Element data from apps and pages
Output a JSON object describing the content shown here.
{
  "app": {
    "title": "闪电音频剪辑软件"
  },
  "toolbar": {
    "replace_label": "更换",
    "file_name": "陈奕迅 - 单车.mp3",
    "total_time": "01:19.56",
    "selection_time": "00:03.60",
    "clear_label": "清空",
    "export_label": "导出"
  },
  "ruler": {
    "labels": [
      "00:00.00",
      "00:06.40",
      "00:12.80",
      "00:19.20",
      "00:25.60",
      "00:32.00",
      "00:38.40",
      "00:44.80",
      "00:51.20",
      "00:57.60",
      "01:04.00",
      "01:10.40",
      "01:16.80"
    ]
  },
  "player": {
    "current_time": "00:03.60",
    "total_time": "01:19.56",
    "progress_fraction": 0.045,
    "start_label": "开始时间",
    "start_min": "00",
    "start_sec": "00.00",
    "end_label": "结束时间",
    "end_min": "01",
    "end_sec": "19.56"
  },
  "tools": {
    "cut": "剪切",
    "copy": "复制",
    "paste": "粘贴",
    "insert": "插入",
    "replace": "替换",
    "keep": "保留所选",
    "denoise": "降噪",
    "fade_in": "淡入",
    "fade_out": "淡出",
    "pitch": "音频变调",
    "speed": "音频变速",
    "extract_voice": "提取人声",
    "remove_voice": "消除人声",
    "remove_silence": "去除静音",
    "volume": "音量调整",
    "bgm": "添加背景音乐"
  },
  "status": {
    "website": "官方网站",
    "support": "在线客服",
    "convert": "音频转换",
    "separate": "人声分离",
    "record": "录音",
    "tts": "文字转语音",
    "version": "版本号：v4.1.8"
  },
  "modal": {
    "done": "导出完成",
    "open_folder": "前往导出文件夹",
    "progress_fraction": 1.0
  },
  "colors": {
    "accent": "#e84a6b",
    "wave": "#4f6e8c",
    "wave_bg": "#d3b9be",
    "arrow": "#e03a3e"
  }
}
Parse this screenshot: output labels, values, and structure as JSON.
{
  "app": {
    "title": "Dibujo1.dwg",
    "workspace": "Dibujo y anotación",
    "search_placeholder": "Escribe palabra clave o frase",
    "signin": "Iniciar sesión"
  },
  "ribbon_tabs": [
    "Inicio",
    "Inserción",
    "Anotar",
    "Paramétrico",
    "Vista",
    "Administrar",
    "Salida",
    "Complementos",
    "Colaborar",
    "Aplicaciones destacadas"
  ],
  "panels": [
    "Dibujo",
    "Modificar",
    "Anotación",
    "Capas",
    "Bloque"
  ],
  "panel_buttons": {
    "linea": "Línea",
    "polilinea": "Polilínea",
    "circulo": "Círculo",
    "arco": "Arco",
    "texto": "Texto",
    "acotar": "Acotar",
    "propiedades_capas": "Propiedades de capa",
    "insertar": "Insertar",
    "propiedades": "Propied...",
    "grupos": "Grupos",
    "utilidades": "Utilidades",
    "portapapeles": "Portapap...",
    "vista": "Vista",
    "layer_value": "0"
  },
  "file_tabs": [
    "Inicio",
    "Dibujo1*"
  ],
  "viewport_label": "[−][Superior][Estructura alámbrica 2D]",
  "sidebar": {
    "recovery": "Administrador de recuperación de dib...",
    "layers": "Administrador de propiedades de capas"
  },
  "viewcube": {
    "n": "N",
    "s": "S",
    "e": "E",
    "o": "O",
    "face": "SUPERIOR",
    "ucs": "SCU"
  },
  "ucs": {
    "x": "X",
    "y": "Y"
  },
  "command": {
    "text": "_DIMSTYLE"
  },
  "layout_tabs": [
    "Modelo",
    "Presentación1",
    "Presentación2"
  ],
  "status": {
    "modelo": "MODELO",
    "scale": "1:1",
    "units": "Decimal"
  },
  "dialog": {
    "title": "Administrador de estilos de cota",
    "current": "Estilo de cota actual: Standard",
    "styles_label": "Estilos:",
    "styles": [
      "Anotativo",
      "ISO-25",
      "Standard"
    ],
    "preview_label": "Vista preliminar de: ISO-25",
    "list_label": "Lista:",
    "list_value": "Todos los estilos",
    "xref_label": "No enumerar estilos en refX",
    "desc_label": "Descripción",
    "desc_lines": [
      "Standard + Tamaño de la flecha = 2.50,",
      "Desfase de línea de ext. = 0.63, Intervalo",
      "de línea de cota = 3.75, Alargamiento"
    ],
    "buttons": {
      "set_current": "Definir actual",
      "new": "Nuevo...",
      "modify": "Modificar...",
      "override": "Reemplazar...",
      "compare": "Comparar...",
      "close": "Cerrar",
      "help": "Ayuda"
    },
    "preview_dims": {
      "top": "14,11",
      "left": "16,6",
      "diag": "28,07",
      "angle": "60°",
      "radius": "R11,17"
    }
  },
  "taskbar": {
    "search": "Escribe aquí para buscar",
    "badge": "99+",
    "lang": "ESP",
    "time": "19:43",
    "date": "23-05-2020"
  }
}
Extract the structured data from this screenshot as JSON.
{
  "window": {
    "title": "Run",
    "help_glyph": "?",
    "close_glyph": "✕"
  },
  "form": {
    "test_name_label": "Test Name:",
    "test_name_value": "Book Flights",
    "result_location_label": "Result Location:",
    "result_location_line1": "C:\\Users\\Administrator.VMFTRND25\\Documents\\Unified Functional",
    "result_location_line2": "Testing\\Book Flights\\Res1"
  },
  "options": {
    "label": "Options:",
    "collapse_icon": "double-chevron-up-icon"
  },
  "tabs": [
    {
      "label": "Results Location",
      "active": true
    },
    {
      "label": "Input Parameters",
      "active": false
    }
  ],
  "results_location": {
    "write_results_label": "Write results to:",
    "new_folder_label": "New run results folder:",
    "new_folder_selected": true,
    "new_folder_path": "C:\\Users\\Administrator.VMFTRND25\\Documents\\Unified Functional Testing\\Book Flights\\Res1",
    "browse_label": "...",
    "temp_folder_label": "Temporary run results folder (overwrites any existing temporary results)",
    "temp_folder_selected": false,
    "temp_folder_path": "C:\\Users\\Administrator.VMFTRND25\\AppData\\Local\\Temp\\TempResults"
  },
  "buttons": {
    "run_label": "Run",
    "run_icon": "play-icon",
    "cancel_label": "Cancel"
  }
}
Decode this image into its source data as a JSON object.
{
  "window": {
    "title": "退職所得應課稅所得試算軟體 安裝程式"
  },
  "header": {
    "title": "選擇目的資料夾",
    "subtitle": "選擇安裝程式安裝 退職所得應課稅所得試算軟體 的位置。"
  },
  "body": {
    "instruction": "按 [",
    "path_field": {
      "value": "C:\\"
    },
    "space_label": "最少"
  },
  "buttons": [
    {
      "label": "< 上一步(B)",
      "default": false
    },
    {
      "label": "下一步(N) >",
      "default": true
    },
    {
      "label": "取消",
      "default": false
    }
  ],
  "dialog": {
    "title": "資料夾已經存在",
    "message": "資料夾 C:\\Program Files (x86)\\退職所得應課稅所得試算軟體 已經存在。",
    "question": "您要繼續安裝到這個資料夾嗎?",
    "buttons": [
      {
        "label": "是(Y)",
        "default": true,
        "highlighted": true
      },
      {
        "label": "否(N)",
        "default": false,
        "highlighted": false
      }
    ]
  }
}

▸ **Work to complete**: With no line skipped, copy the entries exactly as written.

▸ **Written reply**:
Output a JSON object describing the content shown here.
{
  "app": {
    "title": "闪电音频剪辑软件"
  },
  "toolbar": {
    "replace_label": "更换",
    "file_name": "陈奕迅 - 单车.mp3",
    "total_time": "01:19.56",
    "selection_time": "00:03.60",
    "clear_label": "清空",
    "export_label": "导出"
  },
  "ruler": {
    "labels": [
      "00:00.00",
      "00:06.40",
      "00:12.80",
      "00:19.20",
      "00:25.60",
      "00:32.00",
      "00:38.40",
      "00:44.80",
      "00:51.20",
      "00:57.60",
      "01:04.00",
      "01:10.40",
      "01:16.80"
    ]
  },
  "player": {
    "current_time": "00:03.60",
    "total_time": "01:19.56",
    "progress_fraction": 0.045,
    "start_label": "开始时间",
    "start_min": "00",
    "start_sec": "00.00",
    "end_label": "结束时间",
    "end_min": "01",
    "end_sec": "19.56"
  },
  "tools": {
    "cut": "剪切",
    "copy": "复制",
    "paste": "粘贴",
    "insert": "插入",
    "replace": "替换",
    "keep": "保留所选",
    "denoise": "降噪",
    "fade_in": "淡入",
    "fade_out": "淡出",
    "pitch": "音频变调",
    "speed": "音频变速",
    "extract_voice": "提取人声",
    "remove_voice": "消除人声",
    "remove_silence": "去除静音",
    "volume": "音量调整",
    "bgm": "添加背景音乐"
  },
  "status": {
    "website": "官方网站",
    "support": "在线客服",
    "convert": "音频转换",
    "separate": "人声分离",
    "record": "录音",
    "tts": "文字转语音",
    "version": "版本号：v4.1.8"
  },
  "modal": {
    "done": "导出完成",
    "open_folder": "前往导出文件夹",
    "progress_fraction": 1.0
  },
  "colors": {
    "accent": "#e84a6b",
    "wave": "#4f6e8c",
    "wave_bg": "#d3b9be",
    "arrow": "#e03a3e"
  }
}
Parse this screenshot: output labels, values, and structure as JSON.
{
  "app": {
    "title": "Dibujo1.dwg",
    "workspace": "Dibujo y anotación",
    "search_placeholder": "Escribe palabra clave o frase",
    "signin": "Iniciar sesión"
  },
  "ribbon_tabs": [
    "Inicio",
    "Inserción",
    "Anotar",
    "Paramétrico",
    "Vista",
    "Administrar",
    "Salida",
    "Complementos",
    "Colaborar",
    "Aplicaciones destacadas"
  ],
  "panels": [
    "Dibujo",
    "Modificar",
    "Anotación",
    "Capas",
    "Bloque"
  ],
  "panel_buttons": {
    "linea": "Línea",
    "polilinea": "Polilínea",
    "circulo": "Círculo",
    "arco": "Arco",
    "texto": "Texto",
    "acotar": "Acotar",
    "propiedades_capas": "Propiedades de capa",
    "insertar": "Insertar",
    "propiedades": "Propied...",
    "grupos": "Grupos",
    "utilidades": "Utilidades",
    "portapapeles": "Portapap...",
    "vista": "Vista",
    "layer_value": "0"
  },
  "file_tabs": [
    "Inicio",
    "Dibujo1*"
  ],
  "viewport_label": "[−][Superior][Estructura alámbrica 2D]",
  "sidebar": {
    "recovery": "Administrador de recuperación de dib...",
    "layers": "Administrador de propiedades de capas"
  },
  "viewcube": {
    "n": "N",
    "s": "S",
    "e": "E",
    "o": "O",
    "face": "SUPERIOR",
    "ucs": "SCU"
  },
  "ucs": {
    "x": "X",
    "y": "Y"
  },
  "command": {
    "text": "_DIMSTYLE"
  },
  "layout_tabs": [
    "Modelo",
    "Presentación1",
    "Presentación2"
  ],
  "status": {
    "modelo": "MODELO",
    "scale": "1:1",
    "units": "Decimal"
  },
  "dialog": {
    "title": "Administrador de estilos de cota",
    "current": "Estilo de cota actual: Standard",
    "styles_label": "Estilos:",
    "styles": [
      "Anotativo",
      "ISO-25",
      "Standard"
    ],
    "preview_label": "Vista preliminar de: ISO-25",
    "list_label": "Lista:",
    "list_value": "Todos los estilos",
    "xref_label": "No enumerar estilos en refX",
    "desc_label": "Descripción",
    "desc_lines": [
      "Standard + Tamaño de la flecha = 2.50,",
      "Desfase de línea de ext. = 0.63, Intervalo",
      "de línea de cota = 3.75, Alargamiento"
    ],
    "buttons": {
      "set_current": "Definir actual",
      "new": "Nuevo...",
      "modify": "Modificar...",
      "override": "Reemplazar...",
      "compare": "Comparar...",
      "close": "Cerrar",
      "help": "Ayuda"
    },
    "preview_dims": {
      "top": "14,11",
      "left": "16,6",
      "diag": "28,07",
      "angle": "60°",
      "radius": "R11,17"
    }
  },
  "taskbar": {
    "search": "Escribe aquí para buscar",
    "badge": "99+",
    "lang": "ESP",
    "time": "19:43",
    "date": "23-05-2020"
  }
}
Extract the structured data from this screenshot as JSON.
{
  "window": {
    "title": "Run",
    "help_glyph": "?",
    "close_glyph": "✕"
  },
  "form": {
    "test_name_label": "Test Name:",
    "test_name_value": "Book Flights",
    "result_location_label": "Result Location:",
    "result_location_line1": "C:\\Users\\Administrator.VMFTRND25\\Documents\\Unified Functional",
    "result_location_line2": "Testing\\Book Flights\\Res1"
  },
  "options": {
    "label": "Options:",
    "collapse_icon": "double-chevron-up-icon"
  },
  "tabs": [
    {
      "label": "Results Location",
      "active": true
    },
    {
      "label": "Input Parameters",
      "active": false
    }
  ],
  "results_location": {
    "write_results_label": "Write results to:",
    "new_folder_label": "New run results folder:",
    "new_folder_selected": true,
    "new_folder_path": "C:\\Users\\Administrator.VMFTRND25\\Documents\\Unified Functional Testing\\Book Flights\\Res1",
    "browse_label": "...",
    "temp_folder_label": "Temporary run results folder (overwrites any existing temporary results)",
    "temp_folder_selected": false,
    "temp_folder_path": "C:\\Users\\Administrator.VMFTRND25\\AppData\\Local\\Temp\\TempResults"
  },
  "buttons": {
    "run_label": "Run",
    "run_icon": "play-icon",
    "cancel_label": "Cancel"
  }
}
Decode this image into its source data as a JSON object.
{
  "window": {
    "title": "退職所得應課稅所得試算軟體 安裝程式"
  },
  "header": {
    "title": "選擇目的資料夾",
    "subtitle": "選擇安裝程式安裝 退職所得應課稅所得試算軟體 的位置。"
  },
  "body": {
    "instruction": "按 [",
    "path_field": {
      "value": "C:\\"
    },
    "space_label": "最少"
  },
  "buttons": [
    {
      "label": "< 上一步(B)",
      "default": false
    },
    {
      "label": "下一步(N) >",
      "default": true
    },
    {
      "label": "取消",
      "default": false
    }
  ],
  "dialog": {
    "title": "資料夾已經存在",
    "message": "資料夾 C:\\Program Files (x86)\\退職所得應課稅所得試算軟體 已經存在。",
    "question": "您要繼續安裝到這個資料夾嗎?",
    "buttons": [
      {
        "label": "是(Y)",
        "default": true,
        "highlighted": true
      },
      {
        "label": "否(N)",
        "default": false,
        "highlighted": false
      }
    ]
  }
}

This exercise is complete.